There was some heat shield tube around wiring in the engine bay which needed sewing up.  The wires and associated junctions were too large to fit through the heat shield tubing, so I had unstitched it all, and then restitched it around the wires.  I just needed to finish off the last section now that the wiring was all in place, as this heat shielding will not only protect the wiring loom from engine and exhaust heat, but will also protect it from moisture ingress.  The previous wiring in the car was quite severely melted in places from the exhaust heat, so hopefully this will prevent this happening again.  Supposedly it will withstand 1000 deg F of radiant heat and 500 deg F of direct heat, so it should be good.
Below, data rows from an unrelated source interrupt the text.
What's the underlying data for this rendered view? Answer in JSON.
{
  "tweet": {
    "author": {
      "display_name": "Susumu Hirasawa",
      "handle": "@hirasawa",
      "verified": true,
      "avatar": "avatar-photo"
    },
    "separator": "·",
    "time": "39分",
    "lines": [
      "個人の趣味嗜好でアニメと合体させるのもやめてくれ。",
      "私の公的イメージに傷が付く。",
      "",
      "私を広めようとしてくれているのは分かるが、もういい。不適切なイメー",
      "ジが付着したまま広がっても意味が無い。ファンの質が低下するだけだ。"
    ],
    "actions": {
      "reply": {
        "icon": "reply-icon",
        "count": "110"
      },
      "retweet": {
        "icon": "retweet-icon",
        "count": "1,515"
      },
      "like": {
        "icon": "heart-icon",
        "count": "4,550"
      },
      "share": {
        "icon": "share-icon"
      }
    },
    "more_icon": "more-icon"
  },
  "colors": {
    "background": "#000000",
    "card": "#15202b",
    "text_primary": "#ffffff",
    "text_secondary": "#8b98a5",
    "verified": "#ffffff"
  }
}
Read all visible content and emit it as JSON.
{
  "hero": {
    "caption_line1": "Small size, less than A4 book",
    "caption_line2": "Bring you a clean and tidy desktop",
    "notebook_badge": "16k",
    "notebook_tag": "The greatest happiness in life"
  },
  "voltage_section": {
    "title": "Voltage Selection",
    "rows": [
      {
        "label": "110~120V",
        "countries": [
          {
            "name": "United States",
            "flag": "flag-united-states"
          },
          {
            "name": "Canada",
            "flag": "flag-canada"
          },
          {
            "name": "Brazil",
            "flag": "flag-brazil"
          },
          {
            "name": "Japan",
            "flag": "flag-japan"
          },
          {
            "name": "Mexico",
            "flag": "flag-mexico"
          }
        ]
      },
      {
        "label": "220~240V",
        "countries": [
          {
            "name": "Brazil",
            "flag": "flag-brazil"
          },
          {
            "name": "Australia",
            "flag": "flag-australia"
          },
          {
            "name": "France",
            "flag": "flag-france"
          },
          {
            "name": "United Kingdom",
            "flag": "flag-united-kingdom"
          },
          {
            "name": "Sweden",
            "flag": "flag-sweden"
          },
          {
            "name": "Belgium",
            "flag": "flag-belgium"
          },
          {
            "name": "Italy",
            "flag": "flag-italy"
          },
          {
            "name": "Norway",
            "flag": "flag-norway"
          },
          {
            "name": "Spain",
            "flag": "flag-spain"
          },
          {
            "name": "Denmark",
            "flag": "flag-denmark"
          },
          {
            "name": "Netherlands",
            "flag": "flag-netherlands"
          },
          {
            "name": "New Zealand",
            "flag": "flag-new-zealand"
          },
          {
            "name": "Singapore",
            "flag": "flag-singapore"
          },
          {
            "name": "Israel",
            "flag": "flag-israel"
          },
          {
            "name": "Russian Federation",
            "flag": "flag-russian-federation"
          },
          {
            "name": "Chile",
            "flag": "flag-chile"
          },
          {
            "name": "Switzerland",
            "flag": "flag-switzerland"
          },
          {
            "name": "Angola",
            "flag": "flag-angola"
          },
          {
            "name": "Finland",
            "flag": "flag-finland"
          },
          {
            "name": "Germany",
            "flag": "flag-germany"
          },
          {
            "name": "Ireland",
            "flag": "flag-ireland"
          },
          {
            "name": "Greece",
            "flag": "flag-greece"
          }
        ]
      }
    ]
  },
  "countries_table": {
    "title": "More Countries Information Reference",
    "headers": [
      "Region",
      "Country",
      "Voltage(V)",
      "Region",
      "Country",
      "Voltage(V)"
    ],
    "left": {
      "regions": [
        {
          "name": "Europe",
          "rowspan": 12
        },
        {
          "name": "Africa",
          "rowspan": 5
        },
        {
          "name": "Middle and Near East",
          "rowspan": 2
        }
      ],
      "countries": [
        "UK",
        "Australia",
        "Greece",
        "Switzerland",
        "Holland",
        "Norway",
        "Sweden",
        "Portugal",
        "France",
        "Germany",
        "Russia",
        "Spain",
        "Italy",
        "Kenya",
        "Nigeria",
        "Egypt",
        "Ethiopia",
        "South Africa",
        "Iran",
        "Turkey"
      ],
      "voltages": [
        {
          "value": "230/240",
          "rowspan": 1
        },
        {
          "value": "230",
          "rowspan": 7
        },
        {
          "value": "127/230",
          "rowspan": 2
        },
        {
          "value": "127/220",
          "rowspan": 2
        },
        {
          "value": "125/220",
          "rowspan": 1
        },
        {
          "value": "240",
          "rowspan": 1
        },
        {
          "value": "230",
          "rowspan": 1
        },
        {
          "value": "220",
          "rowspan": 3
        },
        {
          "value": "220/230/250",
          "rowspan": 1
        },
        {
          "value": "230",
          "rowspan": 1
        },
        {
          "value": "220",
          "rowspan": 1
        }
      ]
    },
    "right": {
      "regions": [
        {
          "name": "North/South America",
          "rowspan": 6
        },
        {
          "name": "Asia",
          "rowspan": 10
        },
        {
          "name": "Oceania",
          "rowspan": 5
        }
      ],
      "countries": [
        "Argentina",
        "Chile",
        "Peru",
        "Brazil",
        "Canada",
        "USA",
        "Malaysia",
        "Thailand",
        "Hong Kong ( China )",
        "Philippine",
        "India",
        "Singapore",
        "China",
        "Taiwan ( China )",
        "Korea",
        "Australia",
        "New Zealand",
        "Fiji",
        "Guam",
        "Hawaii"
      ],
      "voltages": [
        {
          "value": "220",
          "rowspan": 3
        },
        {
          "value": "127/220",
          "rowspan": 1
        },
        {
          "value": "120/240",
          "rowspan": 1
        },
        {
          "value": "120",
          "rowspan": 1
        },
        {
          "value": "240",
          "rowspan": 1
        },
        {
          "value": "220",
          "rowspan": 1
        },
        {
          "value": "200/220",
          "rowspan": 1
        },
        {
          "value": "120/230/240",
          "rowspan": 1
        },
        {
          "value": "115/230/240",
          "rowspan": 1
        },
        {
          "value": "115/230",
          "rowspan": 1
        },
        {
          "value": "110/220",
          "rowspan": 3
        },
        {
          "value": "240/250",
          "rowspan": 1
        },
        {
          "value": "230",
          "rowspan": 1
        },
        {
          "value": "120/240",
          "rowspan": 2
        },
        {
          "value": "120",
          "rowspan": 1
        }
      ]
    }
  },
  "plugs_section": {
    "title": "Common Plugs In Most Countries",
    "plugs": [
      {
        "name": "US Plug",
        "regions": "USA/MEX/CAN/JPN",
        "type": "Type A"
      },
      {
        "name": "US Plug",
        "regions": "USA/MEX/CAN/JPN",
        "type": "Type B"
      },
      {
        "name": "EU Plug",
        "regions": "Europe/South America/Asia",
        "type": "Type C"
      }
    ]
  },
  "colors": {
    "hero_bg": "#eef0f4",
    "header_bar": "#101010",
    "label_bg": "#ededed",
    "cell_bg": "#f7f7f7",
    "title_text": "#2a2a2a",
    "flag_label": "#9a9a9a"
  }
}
Bracket on side of electircs box
Due to the lack of places to put things in the car, having a place where we can firmly mount stuff is paramount. Another location I have determined  can be used is on the passenger side of the electrical box. By mounting an L shaped bracket there, I planned to be able to fit a phone of a gauge there, but on closer examination, I realised there was also room to fit a small voltmeter there, useful to enable us to continuously monitor the battery charging.  I have a similar unit
Cutting holes for gauge and switch
mounted in my Toyota and it is a very cheap and quick way of being confident the alternator is working properly and the batery is charging at all times.  Its a small push-in digital unit, so I cut a hole in the top of the bracket and jig-sawed and filed it out to the correct size.  I had also purchased a small on/off rocker switch
Switch and voltmeter
because I knew from experience that you do not need the gauge lit up all the time, so I also cut a slot for the switch as well - It will all sit neatly down on the bracket, easily operated and visible to both of us. After drilling the holes in the bracket and on the side of the electrical box,  I painted the bracket satin black like everything else.



Engine & Chassis details plaque
Lastly I prepared the small Healey plaque which I had bought some months ago that I had had engraved with the engine and chassis numbers.  These items are stamped on the engine and on a plaque way down on the chassis rail where, as with most cars, they are almost impossible to see or read clearly.  A lesson learned from crossing many minor international borders is that if there is an easy way for customs officers to check the cars details, they appreciate it and one passes through more quickly and easily.  This plate will be mounted in full view up on the firewall in the engine bay.

There are lots more small jobs to be done, and I am taking the opportunity to work my way through them all slowly while the body panels are being painted, because once they come back, I will be busy putting them back on, and many of these activities will be much harder to do once the panels are all back on. So plenty to keep me busy as we move rapidly towards getting Gidget back on the road at last !

Rest of the pics are here :- https://photos.app.goo.gl/b28ZWRE21oVpQDns2


No comments:

Post a comment

Ashton & Giles welcome any visitors, support, and comments as we prepare for our Adventure !